A pharmacophore model of the benzodiazepine binding site on the GABAA receptor. White sticks represent the carbon atoms of the benzodiazepine diazepam, while green represents carbon atoms of the nonbenzodiazepine CGS-9896. Red and blue sticks are oxygen and nitrogen atoms that are present in both structures. The red spheres labeled H1 and H2/A3 are, respectively, hydrogen bond donating and accepting sites in the receptor, while L1, L2, and L3 denote lipophilic binding sites.
The molecular structure of chlordiazepoxide, the first benzodiazepine. It was marketed by Hoffmann–La Roche from 1960 branded as Librium.
Xanax (alprazolam) 2 mg tri-score tablets

High doses of many shorter-acting benzodiazepines may also cause anterograde amnesia and dissociation.

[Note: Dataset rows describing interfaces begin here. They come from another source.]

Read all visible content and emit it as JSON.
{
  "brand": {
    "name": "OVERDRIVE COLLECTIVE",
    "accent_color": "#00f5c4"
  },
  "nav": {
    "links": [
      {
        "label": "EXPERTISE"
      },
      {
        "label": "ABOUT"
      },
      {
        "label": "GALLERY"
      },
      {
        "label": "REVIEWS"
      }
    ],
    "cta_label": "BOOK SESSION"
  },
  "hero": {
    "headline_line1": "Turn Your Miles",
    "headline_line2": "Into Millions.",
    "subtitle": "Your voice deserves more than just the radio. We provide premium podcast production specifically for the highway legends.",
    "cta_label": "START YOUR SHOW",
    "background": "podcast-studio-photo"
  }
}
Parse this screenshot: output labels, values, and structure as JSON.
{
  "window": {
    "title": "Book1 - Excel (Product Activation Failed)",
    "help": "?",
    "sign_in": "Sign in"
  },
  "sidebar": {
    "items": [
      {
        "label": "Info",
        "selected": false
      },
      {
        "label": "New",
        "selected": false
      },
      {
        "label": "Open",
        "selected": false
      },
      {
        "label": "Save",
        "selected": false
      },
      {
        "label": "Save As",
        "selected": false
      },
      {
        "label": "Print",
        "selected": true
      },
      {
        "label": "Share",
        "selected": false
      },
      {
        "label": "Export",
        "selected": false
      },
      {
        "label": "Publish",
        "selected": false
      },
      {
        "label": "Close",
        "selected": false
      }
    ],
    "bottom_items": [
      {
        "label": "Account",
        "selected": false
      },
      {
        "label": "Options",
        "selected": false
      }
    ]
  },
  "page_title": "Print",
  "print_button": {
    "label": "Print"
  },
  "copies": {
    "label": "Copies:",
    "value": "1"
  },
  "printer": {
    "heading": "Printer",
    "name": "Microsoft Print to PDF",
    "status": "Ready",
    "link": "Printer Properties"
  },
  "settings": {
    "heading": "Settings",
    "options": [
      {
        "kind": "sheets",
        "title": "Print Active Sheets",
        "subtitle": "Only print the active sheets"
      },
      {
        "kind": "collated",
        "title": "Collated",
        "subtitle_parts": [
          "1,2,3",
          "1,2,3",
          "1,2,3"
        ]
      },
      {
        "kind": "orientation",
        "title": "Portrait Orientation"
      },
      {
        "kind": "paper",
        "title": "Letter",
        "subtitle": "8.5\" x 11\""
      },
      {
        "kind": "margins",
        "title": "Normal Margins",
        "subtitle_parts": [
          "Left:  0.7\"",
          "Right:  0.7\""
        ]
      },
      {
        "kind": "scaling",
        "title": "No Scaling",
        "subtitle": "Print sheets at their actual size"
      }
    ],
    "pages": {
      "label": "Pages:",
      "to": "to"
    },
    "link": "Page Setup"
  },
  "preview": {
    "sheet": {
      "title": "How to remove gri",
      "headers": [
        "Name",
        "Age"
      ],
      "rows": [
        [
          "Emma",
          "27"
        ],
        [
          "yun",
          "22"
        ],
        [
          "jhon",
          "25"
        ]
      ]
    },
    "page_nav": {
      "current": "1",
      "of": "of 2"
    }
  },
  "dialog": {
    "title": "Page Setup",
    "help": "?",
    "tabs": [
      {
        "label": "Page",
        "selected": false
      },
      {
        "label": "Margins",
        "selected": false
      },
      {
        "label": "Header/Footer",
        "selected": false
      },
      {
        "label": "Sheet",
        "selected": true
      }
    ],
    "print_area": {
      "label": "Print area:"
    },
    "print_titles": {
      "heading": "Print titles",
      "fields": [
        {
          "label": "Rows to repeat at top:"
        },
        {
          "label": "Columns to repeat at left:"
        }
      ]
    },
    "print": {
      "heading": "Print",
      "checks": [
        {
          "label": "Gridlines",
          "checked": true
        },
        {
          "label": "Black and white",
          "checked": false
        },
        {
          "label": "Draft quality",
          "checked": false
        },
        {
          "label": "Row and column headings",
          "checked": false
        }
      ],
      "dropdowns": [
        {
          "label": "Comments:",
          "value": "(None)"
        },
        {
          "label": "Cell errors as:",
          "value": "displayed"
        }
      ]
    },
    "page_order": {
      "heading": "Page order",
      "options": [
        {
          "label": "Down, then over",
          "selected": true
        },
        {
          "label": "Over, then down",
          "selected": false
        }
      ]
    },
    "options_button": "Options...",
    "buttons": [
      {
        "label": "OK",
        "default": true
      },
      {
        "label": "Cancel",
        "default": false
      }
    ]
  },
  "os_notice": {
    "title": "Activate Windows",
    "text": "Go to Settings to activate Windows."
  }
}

Benzodiazepines are effective as medication given a couple of hours before surgery to relieve anxiety. They also produce amnesia, which can be useful, as patients may not remember unpleasantness from the procedure. They are also used in patients with dental phobia as well as some ophthalmic procedures like refractive surgery; although such use is controversial and only recommended for those who are very anxious. Midazolam is the most commonly prescribed for this use because of its strong sedative actions and fast recovery time, as well as its water solubility, which reduces pain upon injection. Diazepam and lorazepam are sometimes used. Lorazepam has particularly marked amnesic properties that may make it more effective when amnesia is the desired effect.